There is perhaps no topic of greater interest — and less real comprehension — than artificial intelligence. Perhaps it’s because after decades of limited progress, in the last few years, computational power, algorithms, funding, storage capabilities for large datasets, and free open-source software have all come together to enable rapid progress.
At the PTC’20 Annual Conference in January, I had the pleasure of introducing Dr. Piero Scaruffi, founder and president of the Silicon Valley Artificial Intelligence Research Institute, for his Center Stage Session. In his presentation, which has become one of PTC’20’s most viewed videos, he provides a quick overview of the state of AI, addressing in easily understandable fashion the technologies that have become part of the fabric of modern society, especially our social, mobile, Internet of Things world.
These include technologies for facial recognition in your social media app, language translation via your browser, speech recognition through your smart speaker, game playing on your phone or console, and so forth.
Perhaps the most magical technology that he reviews is called “Generative Adversarial Networks.” This enables machines to take a picture that includes zebras and convert it to one with horses, or vice versa. Or, to take a picture of mountains and trees in winter and reimagine it in summer. Even more impressive, it can turn a simple doodle of a waterfall sketched in only seconds into a photorealistic image of a mountain waterfall cascading among trees, rocks, and shadows.
As impressive as these leading-edge capabilities are, there are still numerous challenges to be overcome in AI in general and deep learning in particular. For example, the latest algorithms can correctly caption a photo as “a group of young people playing a game of frisbee [sic],” even though the disc is virtually invisible.
However, the technology is far from perfect. The same algorithm identified a traffic sign with stickers on it as “a refrigerator filled with lots of food and drinks.” As he says, that’s not just a mistake, but a “stupid mistake.” In other words, a human might miss the Frisbee in the scene and merely say that it was people playing in a field, but would never misconstrue a traffic sign for a refrigerator.

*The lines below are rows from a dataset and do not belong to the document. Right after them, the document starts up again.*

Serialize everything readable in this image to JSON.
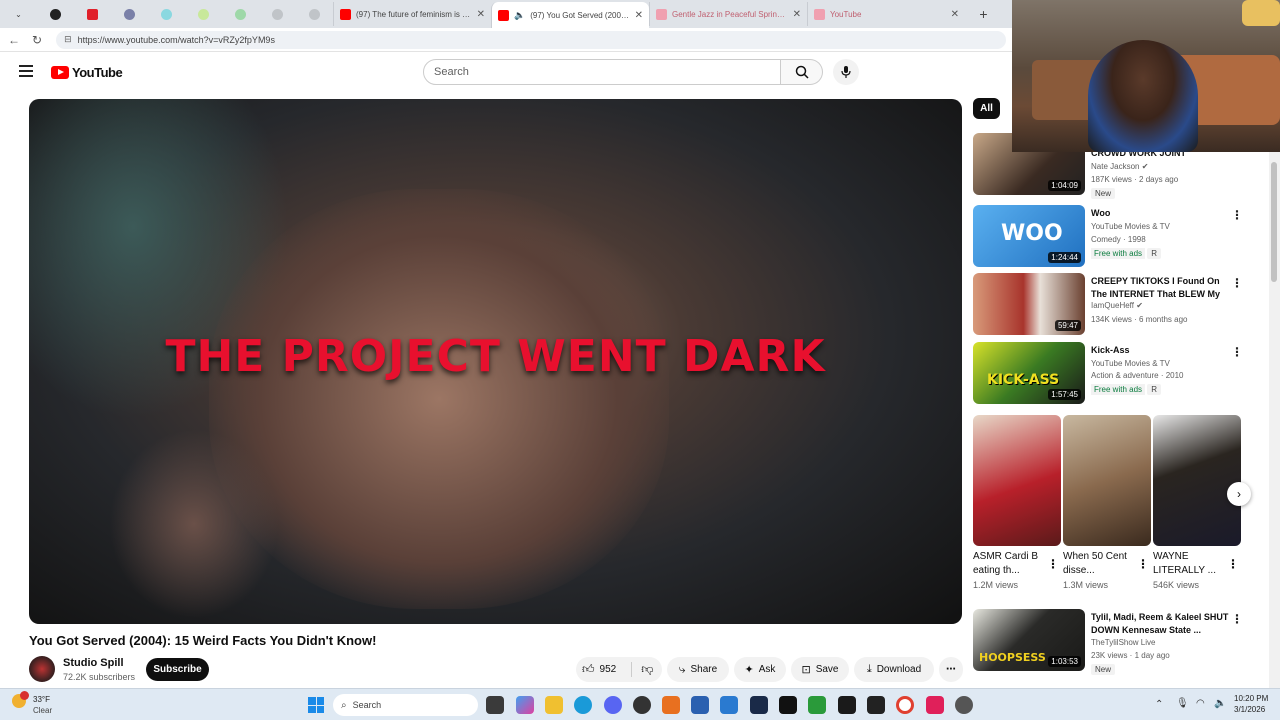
{
  "browser": {
    "tabs": [
      {
        "title": "(97) The future of feminism is goi",
        "favicon_color": "#ff0000"
      },
      {
        "title": "(97) You Got Served (2004): 15",
        "favicon_color": "#ff0000"
      },
      {
        "title": "Gentle Jazz in Peaceful Spring for",
        "favicon_color": "#ff0000"
      },
      {
        "title": "YouTube",
        "favicon_color": "#ff0000"
      }
    ],
    "new_tab": "+",
    "url": "https://www.youtube.com/watch?v=vRZy2fpYM9s"
  },
  "youtube": {
    "logo_text": "YouTube",
    "search_placeholder": "Search"
  },
  "video": {
    "overlay_text": "THE PROJECT WENT DARK",
    "title": "You Got Served (2004): 15 Weird Facts You Didn't Know!",
    "channel": "Studio Spill",
    "subscribers": "72.2K subscribers",
    "subscribe_label": "Subscribe",
    "likes": "952",
    "share_label": "Share",
    "ask_label": "Ask",
    "save_label": "Save",
    "download_label": "Download"
  },
  "sidebar": {
    "chip_all": "All",
    "related": [
      {
        "title": "CROWD WORK JOINT",
        "channel": "Nate Jackson",
        "verified": true,
        "meta": "187K views · 2 days ago",
        "badge": "New",
        "duration": "1:04:09",
        "thumb_color": "#3a2a22"
      },
      {
        "title": "Woo",
        "channel": "YouTube Movies & TV",
        "meta": "Comedy · 1998",
        "free": "Free with ads",
        "rating": "R",
        "duration": "1:24:44",
        "thumb_color": "#3a8ee0"
      },
      {
        "title": "CREEPY TIKTOKS I Found On The INTERNET That BLEW My ...",
        "channel": "IamQueHeff",
        "verified": true,
        "meta": "134K views · 6 months ago",
        "duration": "59:47",
        "thumb_color": "#a8342c"
      },
      {
        "title": "Kick-Ass",
        "channel": "YouTube Movies & TV",
        "meta": "Action & adventure · 2010",
        "free": "Free with ads",
        "rating": "R",
        "duration": "1:57:45",
        "thumb_color": "#b8c41e"
      },
      {
        "title": "Tylil, Madi, Reem & Kaleel SHUT DOWN Kennesaw State ...",
        "channel": "TheTylilShow Live",
        "meta": "23K views · 1 day ago",
        "badge": "New",
        "duration": "1:03:53",
        "thumb_color": "#2a2a28"
      }
    ],
    "shorts": [
      {
        "title": "ASMR Cardi B eating th...",
        "views": "1.2M views",
        "thumb_color": "#b8202a"
      },
      {
        "title": "When 50 Cent disse...",
        "views": "1.3M views",
        "thumb_color": "#8a6a4e"
      },
      {
        "title": "WAYNE LITERALLY ...",
        "views": "546K views",
        "thumb_color": "#2a2520"
      }
    ]
  },
  "taskbar": {
    "weather_temp": "33°F",
    "weather_desc": "Clear",
    "search_label": "Search",
    "time": "10:20 PM",
    "date": "3/1/2026"
  }
}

Part of the problem may be that machines don’t currently learn the way that humans do. “You have to show [a deep learning system] a million images of a banana before the machine can recognize the banana … you show a banana once to a child and it will know what a banana looks like.” This is why for now, self-driving cars are sometimes more like “self-crashing” cars.
The bottom line: AI is already achieving impressive results in all spheres of our society, and yet we are still in the extremely early days. Let’s admit it — you don’t know as much about AI — or its business applications — as you’d like. Why not free up 20 minutes and get caught up?